bridge that is tightly linked to the cytotoxicity involved in fighting malaria and cancer. Artemisinin
and its derivatives (ARTs) are considered to be potential anticancer drugs that promote cancer cell
apoptosis, induce cell cycle arrest and autophagy, inhibit cancer cell invasion and migration. Additionally,
ARTs significantly increase intracellular Reactive Oxygen Species (ROS) in cancer cells,
which result in ferroptosis, a new form of cell death, depending on the ferritin concentration. Ferroptosis
is regarded as a cancer suppressor and as well as considered a new mechanism for cancer therapy.
Methods: The anticancer activities of ARTs and reference molecules were compared by literature
search and analysis. The latest research progress on ferroptosis was described, with a special focus on
the molecular mechanism of artemisinin-induced ferroptosis.

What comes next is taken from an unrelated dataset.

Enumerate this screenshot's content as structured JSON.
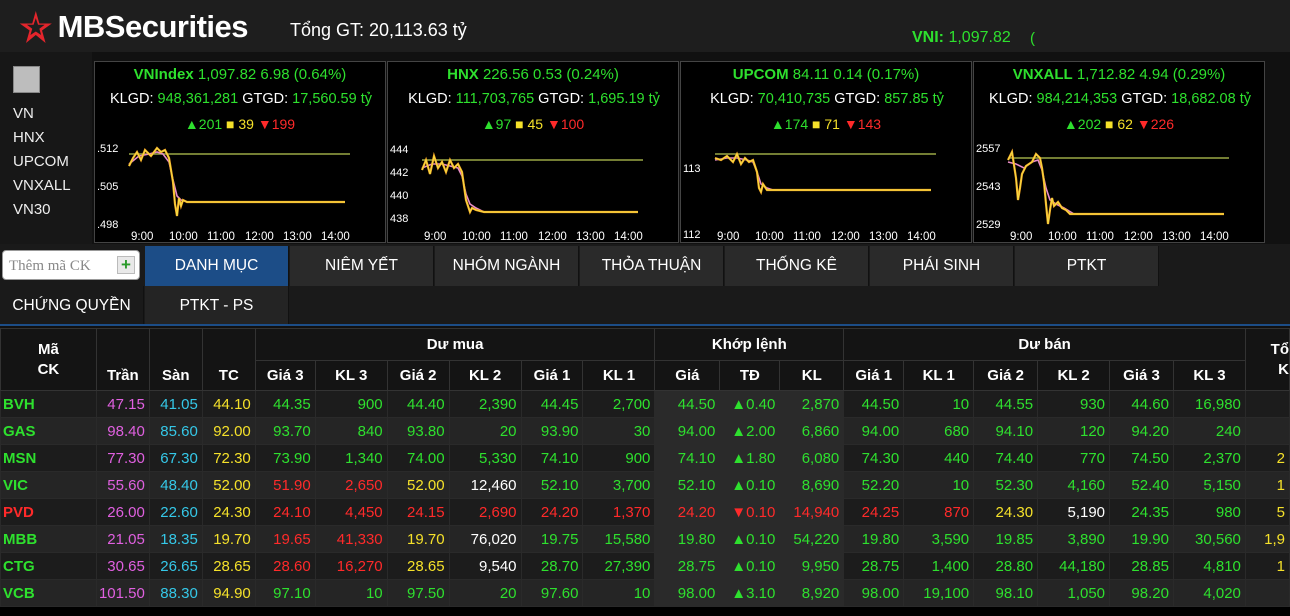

Results: Artemisinin derivatives, artemisinin-derived dimers, hybrids and artemisinin-transferrin
conjugates, could significantly improve anticancer activity, and their IC50 values are lower than those
of reference molecules such as doxorubicin and paclitaxel. The biological activities of linkers in dimers
and hybrids are important in the drug design processes. ARTs induce ferroptosis mainly by
triggering intracellular ROS production, promoting the lysosomal degradation of ferritin and regulating
the System Xc-/Gpx4 axis. Interestingly, ARTs also stimulate the feedback inhibition pathway.
Conclusion: Artemisinin and its derivatives could be used in the future as cancer therapies with
broader applications due to their induction of ferroptosis. Meanwhile, more attention should be paid
to the development of novel artemisinin-related drugs based on the mechanism of artemisinininduced